Tuku Morgan

From Wikipedia, the free encyclopedia
Jump to: navigation, search
Tukoroirangi Morgan
Tukoroirangi Morgan UNDP Clark 2009.jpg
Tukoroirangi Morgan in 2009
Member of the New Zealand Parliament
for Te Tai Hauāuru
In office
1996–1999
Preceded by New constituency
Succeeded by Nanaia Mahuta
4th President of the Māori Party
Assumed office
16 Jul 2016
Preceded by Naida Glavish
Personal details
Born Tukuroirangi Morgan
(1957-10-07) 7 October 1957 (age 59)
Auckland, New Zealand
Political party Māori Party
Other political
affiliations
New Zealand First
Mauri Pacific

Tukoroirangi "Tuku" Morgan (born 7 October 1957) is a New Zealand Māori politician and former broadcaster.

Early life and family[edit]

Born in Auckland on 7 October 1957, Morgan affiliates to the Tainui iwi confederation. He was educated at St Stephen's School, Bombay from 1970 to 1971, and Huntly College from 1971 to 1976. He then gained a Diploma of Teaching, and taught English and Māori studies at Huntly College from 1980 to 1982, and Birkdale College (1982).[1] His brother-in-law is Tau Henare.[2]

Broadcasting[edit]

Morgan worked as news and current affairs reporter at both Television New Zealand and TV3. He was also head of sport, youth and current affairs programmes at the short-lived Aotearoa Television Network.[1]

Member of Parliament[edit]

Parliament of New Zealand
Years Term Electorate List Party
1996–98 45th Te Tai Hauāuru 10 NZ First
1998–99 Changed allegiance to: Mauri Pacific

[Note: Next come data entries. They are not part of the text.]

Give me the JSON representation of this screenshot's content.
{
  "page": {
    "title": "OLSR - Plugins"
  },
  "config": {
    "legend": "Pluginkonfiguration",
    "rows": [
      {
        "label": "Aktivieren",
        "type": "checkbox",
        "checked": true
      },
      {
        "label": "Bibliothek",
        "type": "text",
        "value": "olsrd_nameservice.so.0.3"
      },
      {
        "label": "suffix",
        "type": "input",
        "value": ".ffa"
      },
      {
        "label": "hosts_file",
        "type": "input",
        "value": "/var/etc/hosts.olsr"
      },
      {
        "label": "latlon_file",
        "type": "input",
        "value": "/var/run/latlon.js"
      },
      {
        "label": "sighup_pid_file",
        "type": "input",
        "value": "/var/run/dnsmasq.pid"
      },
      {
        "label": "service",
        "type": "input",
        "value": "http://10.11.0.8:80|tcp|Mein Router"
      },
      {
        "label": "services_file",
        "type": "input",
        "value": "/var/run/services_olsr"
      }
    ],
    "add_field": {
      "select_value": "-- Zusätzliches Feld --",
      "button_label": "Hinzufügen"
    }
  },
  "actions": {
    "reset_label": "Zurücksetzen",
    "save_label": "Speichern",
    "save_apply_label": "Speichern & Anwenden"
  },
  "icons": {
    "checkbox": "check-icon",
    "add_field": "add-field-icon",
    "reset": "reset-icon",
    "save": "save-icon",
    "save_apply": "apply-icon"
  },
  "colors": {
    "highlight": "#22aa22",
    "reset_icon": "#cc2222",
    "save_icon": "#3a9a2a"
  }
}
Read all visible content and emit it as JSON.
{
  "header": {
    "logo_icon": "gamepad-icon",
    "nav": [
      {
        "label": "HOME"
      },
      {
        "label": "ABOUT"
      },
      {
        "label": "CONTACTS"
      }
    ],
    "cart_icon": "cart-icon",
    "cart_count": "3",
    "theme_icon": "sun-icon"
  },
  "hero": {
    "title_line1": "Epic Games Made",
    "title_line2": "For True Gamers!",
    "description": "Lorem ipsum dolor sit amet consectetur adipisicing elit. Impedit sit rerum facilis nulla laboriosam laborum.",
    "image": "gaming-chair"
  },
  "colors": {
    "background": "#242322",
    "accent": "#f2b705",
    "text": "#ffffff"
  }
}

Morgan was first elected to Parliament in the 1996 elections as the New Zealand First MP for Te Tai Hauāuru. New Zealand First captured all five Māori seats in the 1996 election (including Te Tai Hauāuru) - Morgan and the other four Māori MPs became known as the Tight Five.[3]

During his term in Parliament he was involved in a number of controversies. One scandal in 1997 revolved around his spending NZ$4000 of Aotearoa Television funds on clothes including a pair of $89 underpants.[4][5]

Morgan resigned from New Zealand First on 18 August 1998, becoming an independent MP.[1] He later joined the newly formed Mauri Pacific.[3] In the 1999 elections, Morgan was ranked second on Mauri Pacific's party list, and contested the Te Tai Hauāuru seat again, but was not returned to Parliament. He then returned to television and film production.

Life after parliament[edit]

He was chair of Te Arataura, the Waikato-Tainui executive board, from 2006 until 2012, except for a period in 2004 when he was removed from office because of a criminal conviction for obstructing police during a protest march in the 1980s.[6] He is a director of Auckland Council Property, a council-controlled organisation of the Auckland Council.[7]

In 2015 he became the Māori Party's co-chair of the Hauraki-Waikato electorate.[8] In July 2016 he was elected as president of Māori Party.[9][10]

References[edit]

  1. ^ a b c Taylor, Alister, ed. (2001). New Zealand Who's Who Aotearoa 2001. Auckland: Alister Taylor Publishers. ISSN 1172-9813. 
  2. ^ Stokes, Jon (4 February 2006). "Protester's flame still burns, if less brightly". The New Zealand Herald. Retrieved 19 February 2010. 
  3. ^ a b Herrick, Linda (29 December 2001). "Tuku Morgan goes from Parliament to Ponsonby Rd". The New Zealand Herald. Retrieved 19 February 2010. 
  4. ^ "'Close eye' on TV grant to Tuku Morgan". The New Zealand Herald. 29 January 2002. Retrieved 19 February 2010. 
  5. ^ "Mallard tries to stay afloat". Sunday News. 27 October 2007. Retrieved 19 February 2010. 
  6. ^ Tahana, Yvonne (14 February 2012). "Dumped Waikato-Tainui iwi leader plans litigation". The New Zealand Herald. Retrieved 31 March 2012. 
  7. ^ "Te Arataura members appointed to Auckland CCOs". Scoop. 3 September 2010. Retrieved 14 December 2010. 
  8. ^ Maori Party weigh in on Labour's reshuffle nzherald.co.nz, 1 December 2015
  9. ^ Young, Audrey (16 July 2016). "Tukoroirangi Morgan elected as Maori Party president". The New Zealand Herald. 
  10. ^ Haunui-Thompson, Shannon (16 July 2016). "Tuku Morgan: 'One goal' for Māori Party". Radio New Zealand. 
New Zealand Parliament
New constituency Member of Parliament for Te Tai Hauāuru
1996–1999
Succeeded by
Nanaia Mahuta